**WHAT THE EXERCISE ASKS**
Your answer should be every line with the word "content", copied from the data below.

**GIVEN DATA**
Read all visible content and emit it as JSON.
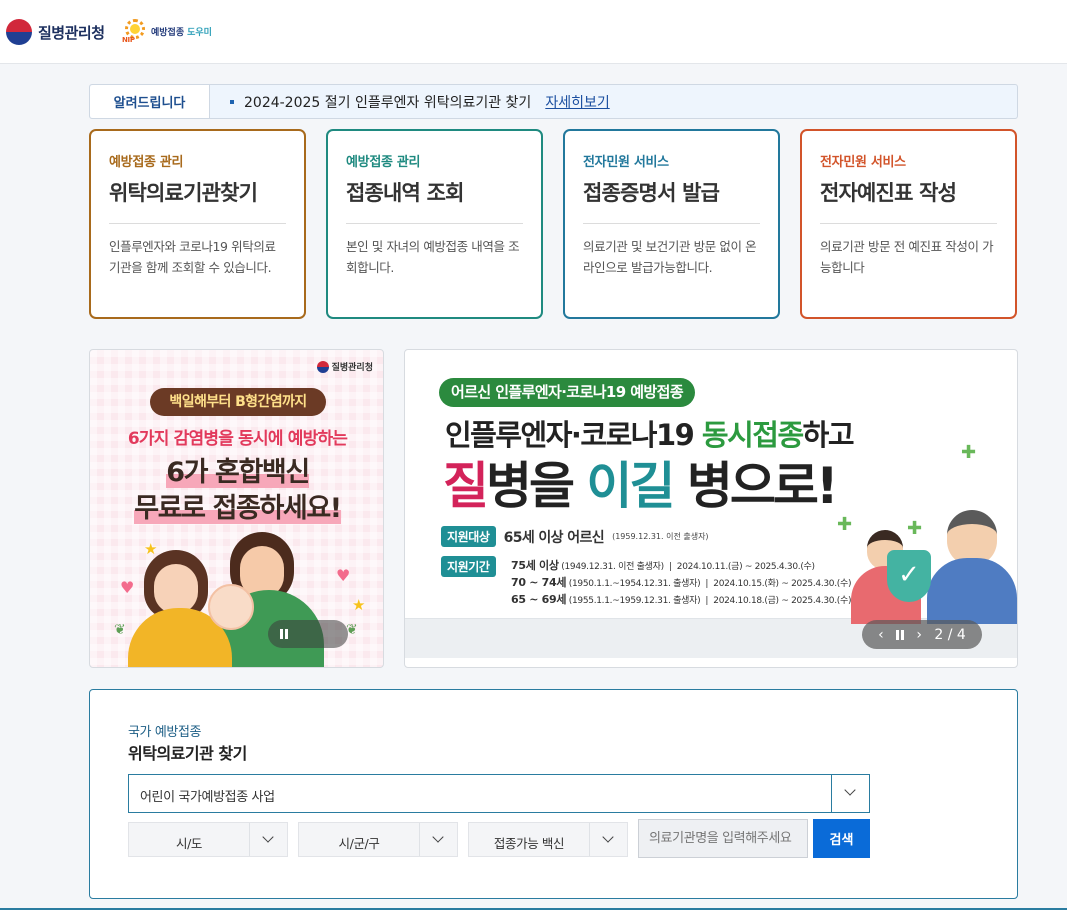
{
  "header": {
    "org_name": "질병관리청",
    "helper_logo_a": "예방접종",
    "helper_logo_b": "도우미",
    "helper_logo_mark": "NIP"
  },
  "notice": {
    "tag": "알려드립니다",
    "text": "2024-2025 절기 인플루엔자 위탁의료기관 찾기",
    "link": "자세히보기"
  },
  "cards": [
    {
      "category": "예방접종 관리",
      "title": "위탁의료기관찾기",
      "desc": "인플루엔자와 코로나19 위탁의료기관을 함께 조회할 수 있습니다.",
      "color": "#a86a1c"
    },
    {
      "category": "예방접종 관리",
      "title": "접종내역 조회",
      "desc": "본인 및 자녀의 예방접종 내역을 조회합니다.",
      "color": "#1f8a80"
    },
    {
      "category": "전자민원 서비스",
      "title": "접종증명서 발급",
      "desc": "의료기관 및 보건기관 방문 없이 온라인으로 발급가능합니다.",
      "color": "#22789c"
    },
    {
      "category": "전자민원 서비스",
      "title": "전자예진표 작성",
      "desc": "의료기관 방문 전 예진표 작성이 가능합니다",
      "color": "#d2542a"
    }
  ],
  "banner_left": {
    "logo": "질병관리청",
    "pill": "백일해부터 B형간염까지",
    "line1": "6가지 감염병을 동시에 예방하는",
    "line2": "6가 혼합백신",
    "line3": "무료로 접종하세요!"
  },
  "banner_right": {
    "tag": "어르신 인플루엔자·코로나19 예방접종",
    "line1_a": "인플루엔자·코로나19 ",
    "line1_b": "동시접종",
    "line1_c": "하고",
    "line2_a": "질",
    "line2_b": "병을 ",
    "line2_c": "이길",
    "line2_d": " 병으로!",
    "target_badge": "지원대상",
    "target_main": "65세 이상 어르신",
    "target_note": "(1959.12.31. 이전 출생자)",
    "period_badge": "지원기간",
    "periods": [
      {
        "age": "75세 이상",
        "born": "(1949.12.31. 이전 출생자)",
        "range": "2024.10.11.(금) ~ 2025.4.30.(수)"
      },
      {
        "age": "70 ~ 74세",
        "born": "(1950.1.1.~1954.12.31. 출생자)",
        "range": "2024.10.15.(화) ~ 2025.4.30.(수)"
      },
      {
        "age": "65 ~ 69세",
        "born": "(1955.1.1.~1959.12.31. 출생자)",
        "range": "2024.10.18.(금) ~ 2025.4.30.(수)"
      }
    ],
    "prev": "‹",
    "next": "›",
    "counter": "2 / 4"
  },
  "search": {
    "category": "국가 예방접종",
    "title": "위탁의료기관 찾기",
    "program": "어린이 국가예방접종 사업",
    "sido": "시/도",
    "sigungu": "시/군/구",
    "vaccine": "접종가능 백신",
    "placeholder": "의료기관명을 입력해주세요",
    "button": "검색"
  }
}
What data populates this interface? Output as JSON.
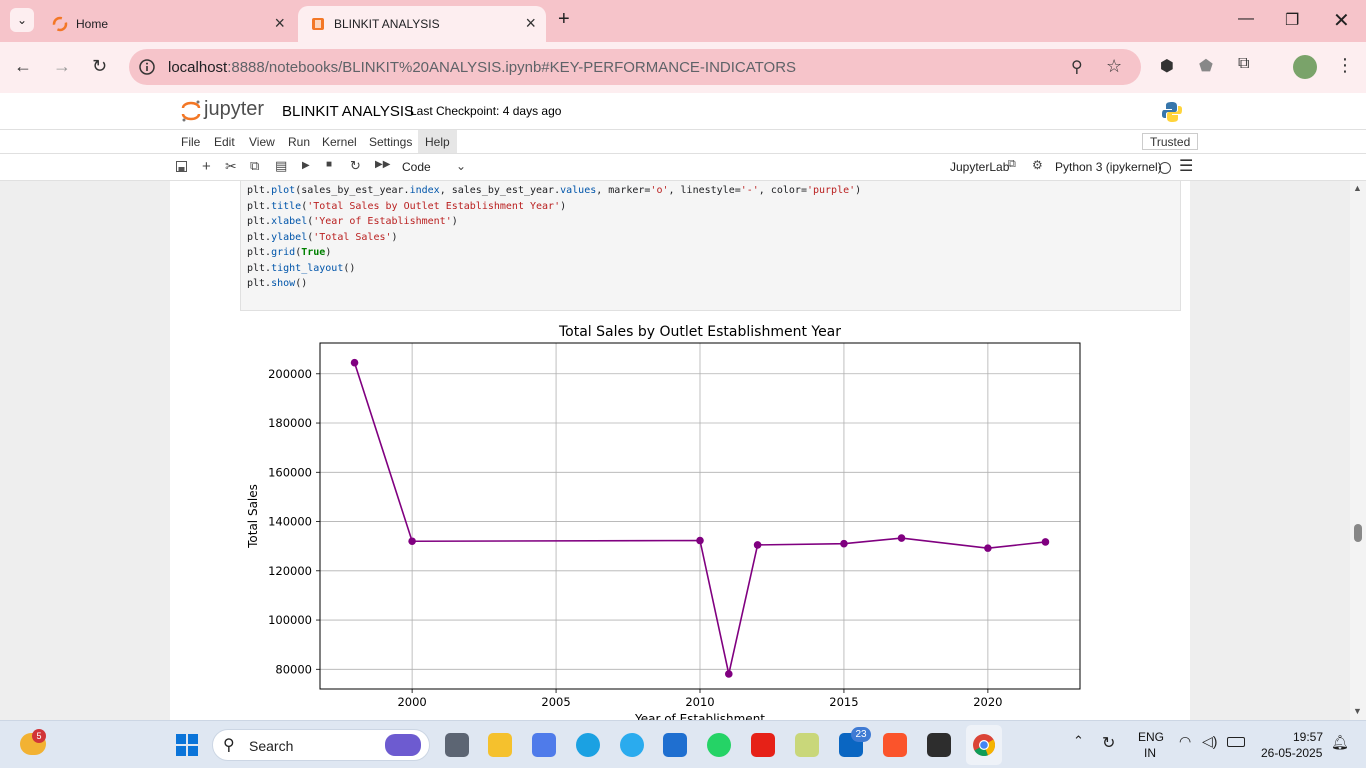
{
  "browser": {
    "tabs": [
      {
        "title": "Home"
      },
      {
        "title": "BLINKIT ANALYSIS"
      }
    ],
    "url_host": "localhost",
    "url_rest": ":8888/notebooks/BLINKIT%20ANALYSIS.ipynb#KEY-PERFORMANCE-INDICATORS"
  },
  "jupyter": {
    "logo_text": "jupyter",
    "notebook_title": "BLINKIT ANALYSIS",
    "checkpoint": "Last Checkpoint: 4 days ago",
    "menu": [
      "File",
      "Edit",
      "View",
      "Run",
      "Kernel",
      "Settings",
      "Help"
    ],
    "trusted": "Trusted",
    "cell_type": "Code",
    "jupyterlab_link": "JupyterLab",
    "kernel": "Python 3 (ipykernel)"
  },
  "code_lines": [
    "plt.plot(sales_by_est_year.index, sales_by_est_year.values, marker='o', linestyle='-', color='purple')",
    "plt.title('Total Sales by Outlet Establishment Year')",
    "plt.xlabel('Year of Establishment')",
    "plt.ylabel('Total Sales')",
    "plt.grid(True)",
    "plt.tight_layout()",
    "plt.show()"
  ],
  "chart_data": {
    "type": "line",
    "title": "Total Sales by Outlet Establishment Year",
    "xlabel": "Year of Establishment",
    "ylabel": "Total Sales",
    "color": "#800080",
    "marker": "o",
    "grid": true,
    "x": [
      1998,
      2000,
      2010,
      2011,
      2012,
      2015,
      2017,
      2020,
      2022
    ],
    "y": [
      204500,
      132000,
      132300,
      78100,
      130500,
      131000,
      133300,
      129200,
      131700
    ],
    "xlim": [
      1996.8,
      2023.2
    ],
    "ylim": [
      72000,
      212500
    ],
    "xticks": [
      2000,
      2005,
      2010,
      2015,
      2020
    ],
    "yticks": [
      80000,
      100000,
      120000,
      140000,
      160000,
      180000,
      200000
    ]
  },
  "taskbar": {
    "search_label": "Search",
    "lang": "ENG",
    "region": "IN",
    "time": "19:57",
    "date": "26-05-2025",
    "weather_badge": "5",
    "linkedin_badge": "23"
  }
}
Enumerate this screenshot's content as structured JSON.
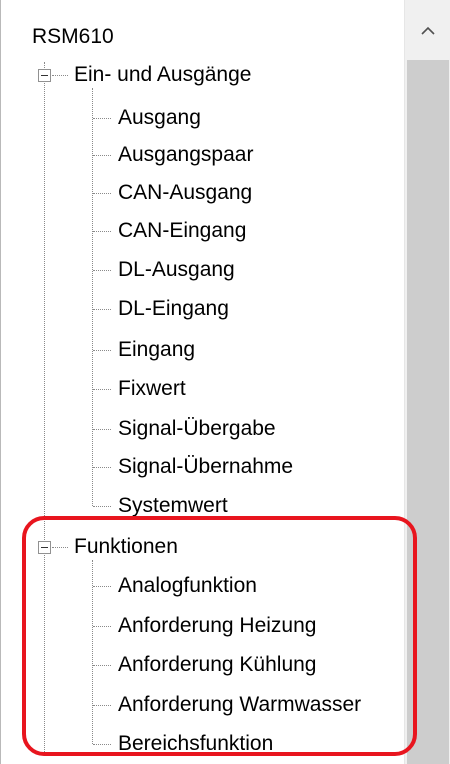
{
  "tree": {
    "root_label": "RSM610",
    "groups": [
      {
        "label": "Ein- und Ausgänge",
        "children": [
          "Ausgang",
          "Ausgangspaar",
          "CAN-Ausgang",
          "CAN-Eingang",
          "DL-Ausgang",
          "DL-Eingang",
          "Eingang",
          "Fixwert",
          "Signal-Übergabe",
          "Signal-Übernahme",
          "Systemwert"
        ]
      },
      {
        "label": "Funktionen",
        "children": [
          "Analogfunktion",
          "Anforderung Heizung",
          "Anforderung Kühlung",
          "Anforderung Warmwasser",
          "Bereichsfunktion"
        ]
      }
    ]
  },
  "annotation": {
    "color": "#e8151e"
  },
  "icons": {
    "scroll_up": "chevron-up-icon",
    "expander": "collapse-minus-icon"
  }
}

**REPLY TO THE TASK**
Read all visible content and emit it as JSON.
Enumerate this screenshot's content as structured JSON.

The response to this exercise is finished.